Over the last few days I’ve been giving the 30 day demo of Adobe’s Premiere Pro CS5 a few workouts and I have to admit to being very impressed. The 30 day demo doesn’t come with many codecs so I could only work in DVCPRO HD sequences but that just made things even more interesting.

In Final Cut Pro if I create a similar sequence and then drag in some DSLR source clips things immediately become unresponsive. The timeline needs rendering and my mac struggles to play the sequence back. Adding any kind of transition or effect makes things a lot worse with rendering required at every stage.

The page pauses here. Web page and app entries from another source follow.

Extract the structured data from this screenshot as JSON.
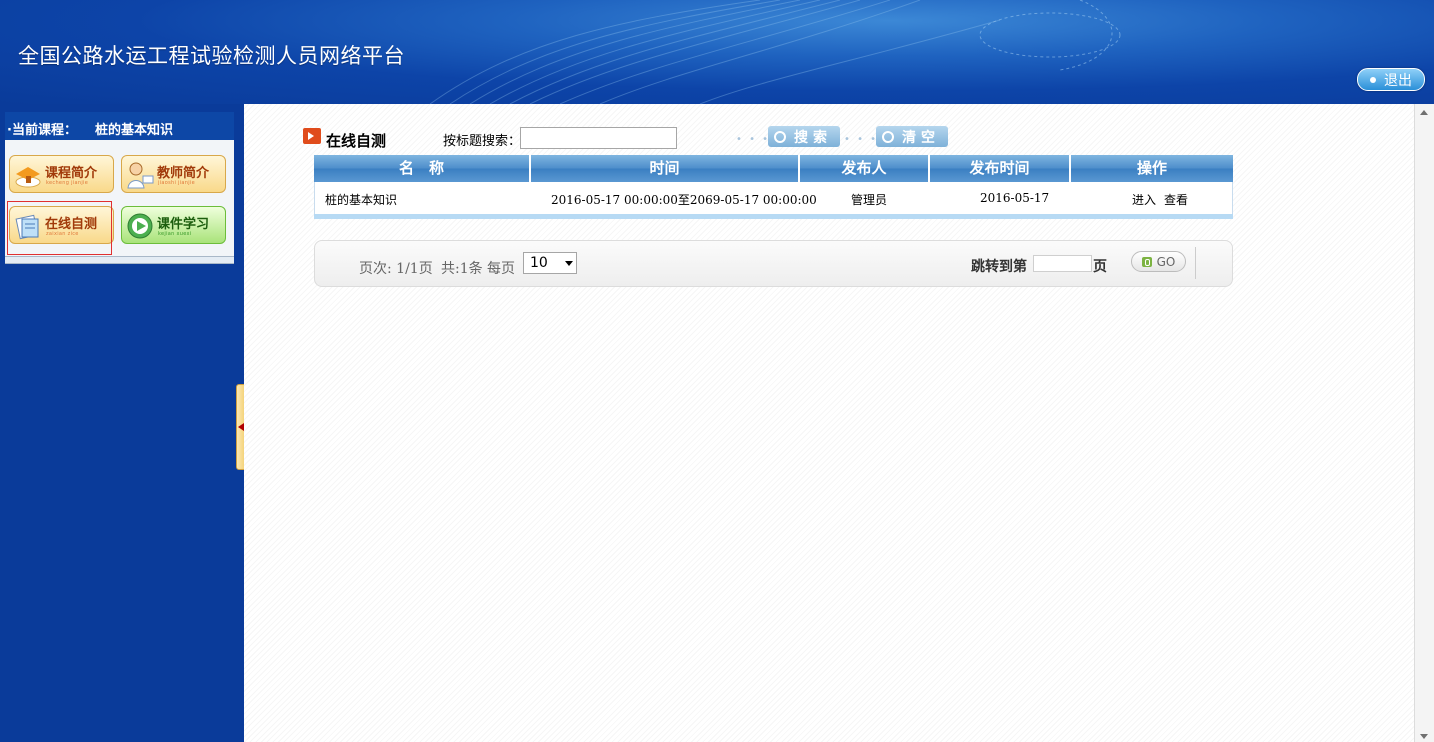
{
  "header": {
    "site_title": "全国公路水运工程试验检测人员网络平台",
    "logout_label": "退出"
  },
  "sidebar": {
    "current_course_label": "·当前课程：",
    "current_course_value": "桩的基本知识",
    "menu": [
      {
        "label": "课程简介",
        "sub": "kecheng jianjie",
        "style": "orange",
        "icon": "course-hat-icon"
      },
      {
        "label": "教师简介",
        "sub": "jiaoshi jianjie",
        "style": "orange",
        "icon": "teacher-icon"
      },
      {
        "label": "在线自测",
        "sub": "zaixian zice",
        "style": "orange",
        "icon": "exam-icon"
      },
      {
        "label": "课件学习",
        "sub": "kejian xuexi",
        "style": "green",
        "icon": "play-icon"
      }
    ],
    "selected": "在线自测"
  },
  "main": {
    "section_title": "在线自测",
    "search_label": "按标题搜索：",
    "search_value": "",
    "search_button": "搜索",
    "clear_button": "清空",
    "table": {
      "columns": [
        "名　称",
        "时间",
        "发布人",
        "发布时间",
        "操作"
      ],
      "rows": [
        {
          "name": "桩的基本知识",
          "time": "2016-05-17 00:00:00至2069-05-17 00:00:00",
          "publisher": "管理员",
          "publish_date": "2016-05-17",
          "actions": [
            "进入",
            "查看"
          ]
        }
      ]
    },
    "pager": {
      "page_info": "页次: 1/1页",
      "total": "共:1条",
      "per_page_label": "每页",
      "per_page_value": "10",
      "jump_prefix": "跳转到第",
      "jump_suffix": "页",
      "go_label": "GO"
    }
  },
  "colors": {
    "header_blue": "#0a3b9a",
    "table_head_blue": "#4f8fcc",
    "accent_orange": "#e04c1c"
  }
}
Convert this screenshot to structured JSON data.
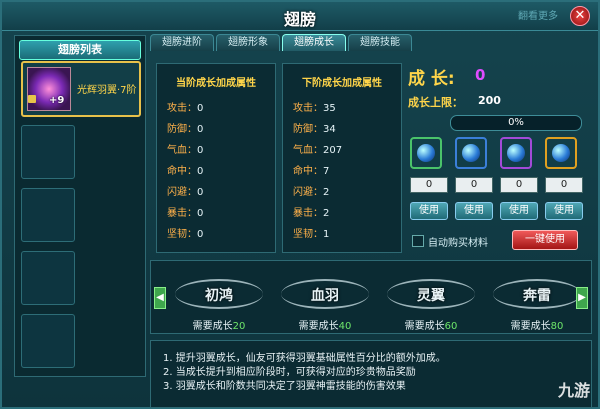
{
  "window": {
    "title": "翅膀",
    "corner_text": "翻看更多",
    "close_symbol": "✕"
  },
  "sidebar": {
    "header": "翅膀列表",
    "active_item": {
      "name": "光辉羽翼·7阶",
      "badge": "+9"
    }
  },
  "tabs": [
    {
      "label": "翅膀进阶"
    },
    {
      "label": "翅膀形象"
    },
    {
      "label": "翅膀成长"
    },
    {
      "label": "翅膀技能"
    }
  ],
  "current": {
    "title": "当阶成长加成属性",
    "stats": [
      {
        "label": "攻击：",
        "value": "0"
      },
      {
        "label": "防御：",
        "value": "0"
      },
      {
        "label": "气血：",
        "value": "0"
      },
      {
        "label": "命中：",
        "value": "0"
      },
      {
        "label": "闪避：",
        "value": "0"
      },
      {
        "label": "暴击：",
        "value": "0"
      },
      {
        "label": "坚韧：",
        "value": "0"
      }
    ]
  },
  "next": {
    "title": "下阶成长加成属性",
    "stats": [
      {
        "label": "攻击：",
        "value": "35"
      },
      {
        "label": "防御：",
        "value": "34"
      },
      {
        "label": "气血：",
        "value": "207"
      },
      {
        "label": "命中：",
        "value": "7"
      },
      {
        "label": "闪避：",
        "value": "2"
      },
      {
        "label": "暴击：",
        "value": "2"
      },
      {
        "label": "坚韧：",
        "value": "1"
      }
    ]
  },
  "growth": {
    "label": "成 长:",
    "value": "0",
    "limit_label": "成长上限：",
    "limit_value": "200",
    "progress_text": "0%",
    "progress_fraction": 0.0
  },
  "items": [
    {
      "count": "0",
      "use": "使用",
      "border": "#4ac36a"
    },
    {
      "count": "0",
      "use": "使用",
      "border": "#3b7fd9"
    },
    {
      "count": "0",
      "use": "使用",
      "border": "#a24ad9"
    },
    {
      "count": "0",
      "use": "使用",
      "border": "#e0a020"
    }
  ],
  "auto_buy_label": "自动购买材料",
  "one_key_label": "一键使用",
  "stages": [
    {
      "name": "初鸿",
      "req_label": "需要成长",
      "req_value": "20"
    },
    {
      "name": "血羽",
      "req_label": "需要成长",
      "req_value": "40"
    },
    {
      "name": "灵翼",
      "req_label": "需要成长",
      "req_value": "60"
    },
    {
      "name": "奔雷",
      "req_label": "需要成长",
      "req_value": "80"
    }
  ],
  "arrows": {
    "left": "◀",
    "right": "▶"
  },
  "tips": [
    "1. 提升羽翼成长，仙友可获得羽翼基础属性百分比的额外加成。",
    "2. 当成长提升到相应阶段时，可获得对应的珍贵物品奖励",
    "3. 羽翼成长和阶数共同决定了羽翼神雷技能的伤害效果"
  ],
  "watermark": "九游"
}
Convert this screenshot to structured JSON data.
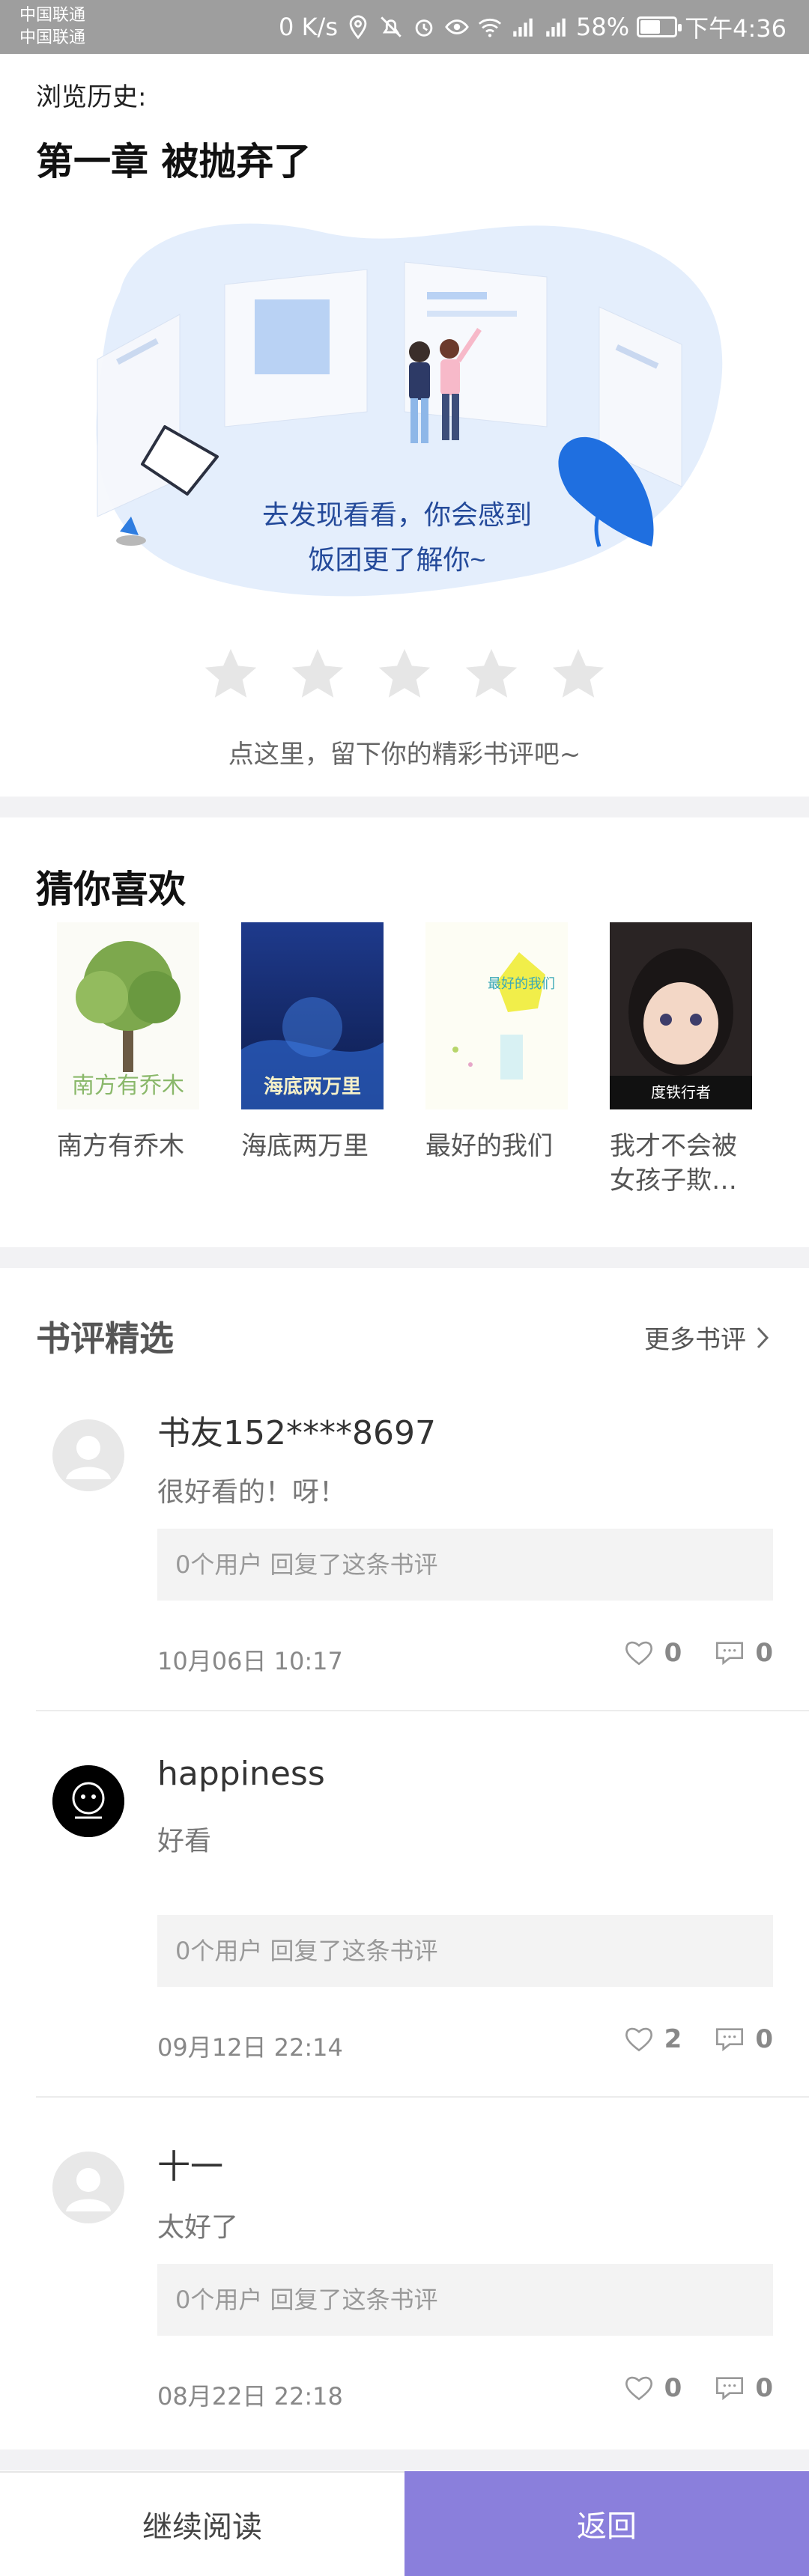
{
  "status_bar": {
    "carrier1": "中国联通",
    "carrier2": "中国联通",
    "speed": "0 K/s",
    "battery": "58%",
    "battery_level": 0.58,
    "time": "下午4:36"
  },
  "header": {
    "history_label": "浏览历史:",
    "chapter_title": "第一章 被抛弃了"
  },
  "illustration": {
    "line1": "去发现看看，你会感到",
    "line2": "饭团更了解你~"
  },
  "rating": {
    "stars_total": 5,
    "stars_filled": 0,
    "prompt": "点这里，留下你的精彩书评吧~"
  },
  "recommend": {
    "title": "猜你喜欢",
    "books": [
      {
        "name": "南方有乔木",
        "cover_text": "南方有乔木"
      },
      {
        "name": "海底两万里",
        "cover_text": "海底两万里"
      },
      {
        "name": "最好的我们",
        "cover_text": "最好的我们"
      },
      {
        "name": "我才不会被女孩子欺…",
        "cover_text": "度铁行者"
      }
    ]
  },
  "reviews_section": {
    "title": "书评精选",
    "more": "更多书评"
  },
  "reviews": [
    {
      "name": "书友152****8697",
      "text": "很好看的！呀！",
      "reply": "0个用户 回复了这条书评",
      "time": "10月06日 10:17",
      "likes": "0",
      "comments": "0"
    },
    {
      "name": "happiness",
      "text": "好看",
      "reply": "0个用户 回复了这条书评",
      "time": "09月12日 22:14",
      "likes": "2",
      "comments": "0"
    },
    {
      "name": "十一",
      "text": "太好了",
      "reply": "0个用户 回复了这条书评",
      "time": "08月22日 22:18",
      "likes": "0",
      "comments": "0"
    }
  ],
  "bottom": {
    "continue_label": "继续阅读",
    "back_label": "返回"
  },
  "colors": {
    "accent": "#8a7fdc",
    "status_bar": "#9e9e9e",
    "star_empty": "#e6e6e6"
  }
}
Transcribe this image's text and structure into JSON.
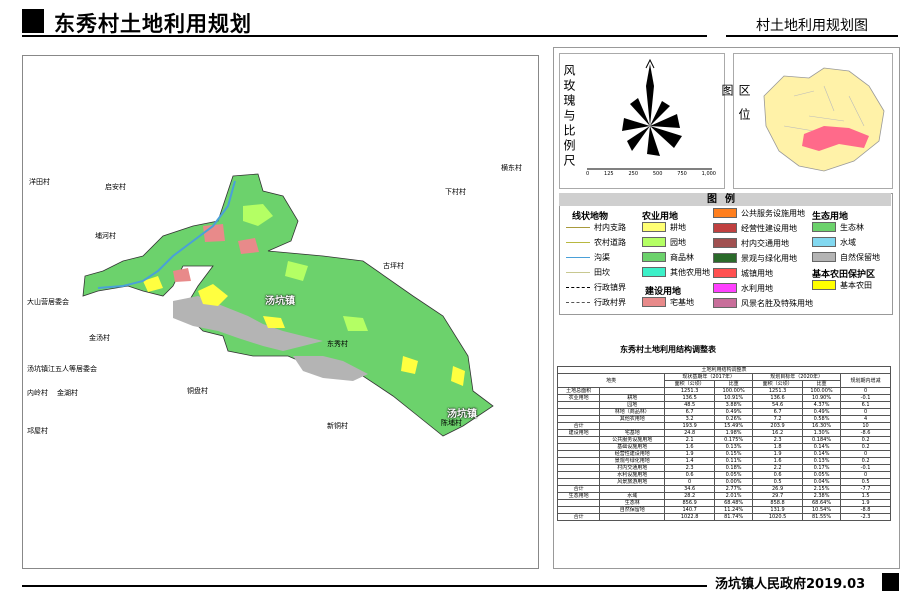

Premiere Pro however handled the native DSLR footage with ease. I did a quick edit, dropped in some cross fades, applied some 3-way colour correction and a bit of blur here and there and not once did I have to render anything in order to watch it play back smoothly. Very impressive!

I must admit to being very tempted to splash out on a license but changing NLE’s is a very tough thing when you’ve gotten used to a specific workflow and I feel very at home with Final Cut. Seeing what Adobe has achieved just heightens my frustration with Apple for their apparent lack of advancement of the Pro apps and I’m definitely not going to keep plodding away in Final Cut for long knowing the competition is so far ahead.